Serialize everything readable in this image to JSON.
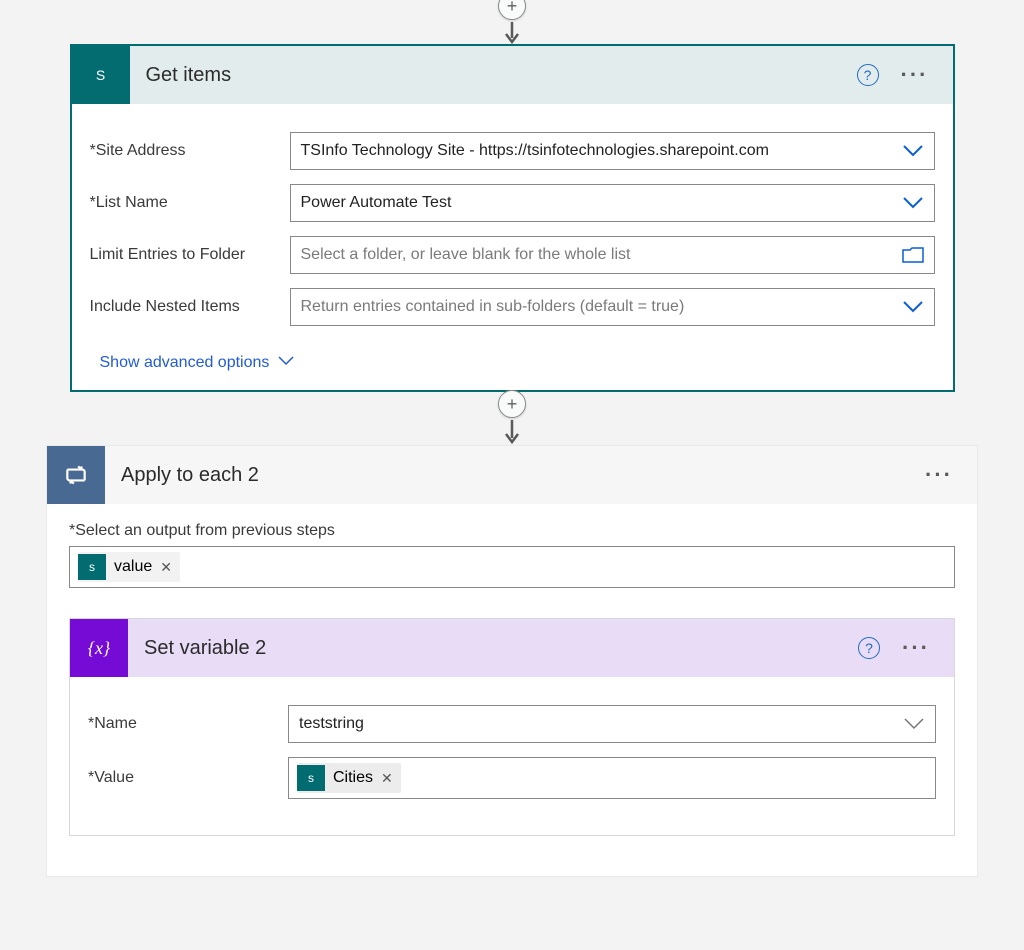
{
  "connector": {
    "plus": "+"
  },
  "getItems": {
    "title": "Get items",
    "help": "?",
    "menu": "···",
    "fields": {
      "siteAddress": {
        "label": "*Site Address",
        "value": "TSInfo Technology Site - https://tsinfotechnologies.sharepoint.com"
      },
      "listName": {
        "label": "*List Name",
        "value": "Power Automate Test"
      },
      "limitEntries": {
        "label": "Limit Entries to Folder",
        "placeholder": "Select a folder, or leave blank for the whole list"
      },
      "includeNested": {
        "label": "Include Nested Items",
        "placeholder": "Return entries contained in sub-folders (default = true)"
      }
    },
    "advanced": "Show advanced options"
  },
  "applyEach": {
    "title": "Apply to each 2",
    "menu": "···",
    "selectLabel": "*Select an output from previous steps",
    "token": {
      "label": "value",
      "remove": "✕"
    }
  },
  "setVar": {
    "title": "Set variable 2",
    "help": "?",
    "menu": "···",
    "name": {
      "label": "*Name",
      "value": "teststring"
    },
    "value": {
      "label": "*Value",
      "token": "Cities",
      "remove": "✕"
    }
  },
  "iconText": {
    "sp": "S",
    "var": "{x}"
  }
}
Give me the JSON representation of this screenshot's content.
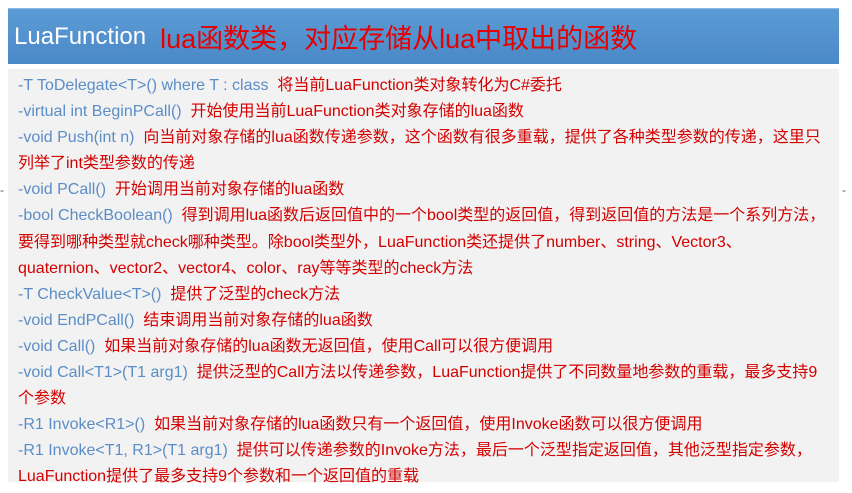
{
  "header": {
    "title_en": "LuaFunction",
    "title_cn": "lua函数类，对应存储从lua中取出的函数"
  },
  "items": [
    {
      "sig": "-T ToDelegate<T>() where T : class",
      "desc": "将当前LuaFunction类对象转化为C#委托"
    },
    {
      "sig": "-virtual int BeginPCall()",
      "desc": "开始使用当前LuaFunction类对象存储的lua函数"
    },
    {
      "sig": "-void Push(int n)",
      "desc": "向当前对象存储的lua函数传递参数，这个函数有很多重载，提供了各种类型参数的传递，这里只列举了int类型参数的传递"
    },
    {
      "sig": "-void PCall()",
      "desc": "开始调用当前对象存储的lua函数"
    },
    {
      "sig": "-bool CheckBoolean()",
      "desc": "得到调用lua函数后返回值中的一个bool类型的返回值，得到返回值的方法是一个系列方法，要得到哪种类型就check哪种类型。除bool类型外，LuaFunction类还提供了number、string、Vector3、quaternion、vector2、vector4、color、ray等等类型的check方法"
    },
    {
      "sig": "-T CheckValue<T>()",
      "desc": "提供了泛型的check方法"
    },
    {
      "sig": "-void EndPCall()",
      "desc": "结束调用当前对象存储的lua函数"
    },
    {
      "sig": "-void Call()",
      "desc": "如果当前对象存储的lua函数无返回值，使用Call可以很方便调用"
    },
    {
      "sig": "-void Call<T1>(T1 arg1)",
      "desc": "提供泛型的Call方法以传递参数，LuaFunction提供了不同数量地参数的重载，最多支持9个参数"
    },
    {
      "sig": "-R1 Invoke<R1>()",
      "desc": "如果当前对象存储的lua函数只有一个返回值，使用Invoke函数可以很方便调用"
    },
    {
      "sig": "-R1 Invoke<T1, R1>(T1 arg1)",
      "desc": "提供可以传递参数的Invoke方法，最后一个泛型指定返回值，其他泛型指定参数，LuaFunction提供了最多支持9个参数和一个返回值的重载"
    }
  ],
  "marks": {
    "dash_left": "-",
    "dash_right": "-"
  }
}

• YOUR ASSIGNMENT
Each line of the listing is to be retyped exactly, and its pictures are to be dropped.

• RESPONSE BELOW
Serialize everything readable in this image to JSON.
{
  "connector": {
    "plus": "+"
  },
  "getItems": {
    "title": "Get items",
    "help": "?",
    "menu": "···",
    "fields": {
      "siteAddress": {
        "label": "*Site Address",
        "value": "TSInfo Technology Site - https://tsinfotechnologies.sharepoint.com"
      },
      "listName": {
        "label": "*List Name",
        "value": "Power Automate Test"
      },
      "limitEntries": {
        "label": "Limit Entries to Folder",
        "placeholder": "Select a folder, or leave blank for the whole list"
      },
      "includeNested": {
        "label": "Include Nested Items",
        "placeholder": "Return entries contained in sub-folders (default = true)"
      }
    },
    "advanced": "Show advanced options"
  },
  "applyEach": {
    "title": "Apply to each 2",
    "menu": "···",
    "selectLabel": "*Select an output from previous steps",
    "token": {
      "label": "value",
      "remove": "✕"
    }
  },
  "setVar": {
    "title": "Set variable 2",
    "help": "?",
    "menu": "···",
    "name": {
      "label": "*Name",
      "value": "teststring"
    },
    "value": {
      "label": "*Value",
      "token": "Cities",
      "remove": "✕"
    }
  },
  "iconText": {
    "sp": "S",
    "var": "{x}"
  }
}
Give me the JSON representation of this screenshot's content.
{
  "header": {
    "title_en": "LuaFunction",
    "title_cn": "lua函数类，对应存储从lua中取出的函数"
  },
  "items": [
    {
      "sig": "-T ToDelegate<T>() where T : class",
      "desc": "将当前LuaFunction类对象转化为C#委托"
    },
    {
      "sig": "-virtual int BeginPCall()",
      "desc": "开始使用当前LuaFunction类对象存储的lua函数"
    },
    {
      "sig": "-void Push(int n)",
      "desc": "向当前对象存储的lua函数传递参数，这个函数有很多重载，提供了各种类型参数的传递，这里只列举了int类型参数的传递"
    },
    {
      "sig": "-void PCall()",
      "desc": "开始调用当前对象存储的lua函数"
    },
    {
      "sig": "-bool CheckBoolean()",
      "desc": "得到调用lua函数后返回值中的一个bool类型的返回值，得到返回值的方法是一个系列方法，要得到哪种类型就check哪种类型。除bool类型外，LuaFunction类还提供了number、string、Vector3、quaternion、vector2、vector4、color、ray等等类型的check方法"
    },
    {
      "sig": "-T CheckValue<T>()",
      "desc": "提供了泛型的check方法"
    },
    {
      "sig": "-void EndPCall()",
      "desc": "结束调用当前对象存储的lua函数"
    },
    {
      "sig": "-void Call()",
      "desc": "如果当前对象存储的lua函数无返回值，使用Call可以很方便调用"
    },
    {
      "sig": "-void Call<T1>(T1 arg1)",
      "desc": "提供泛型的Call方法以传递参数，LuaFunction提供了不同数量地参数的重载，最多支持9个参数"
    },
    {
      "sig": "-R1 Invoke<R1>()",
      "desc": "如果当前对象存储的lua函数只有一个返回值，使用Invoke函数可以很方便调用"
    },
    {
      "sig": "-R1 Invoke<T1, R1>(T1 arg1)",
      "desc": "提供可以传递参数的Invoke方法，最后一个泛型指定返回值，其他泛型指定参数，LuaFunction提供了最多支持9个参数和一个返回值的重载"
    }
  ],
  "marks": {
    "dash_left": "-",
    "dash_right": "-"
  }
}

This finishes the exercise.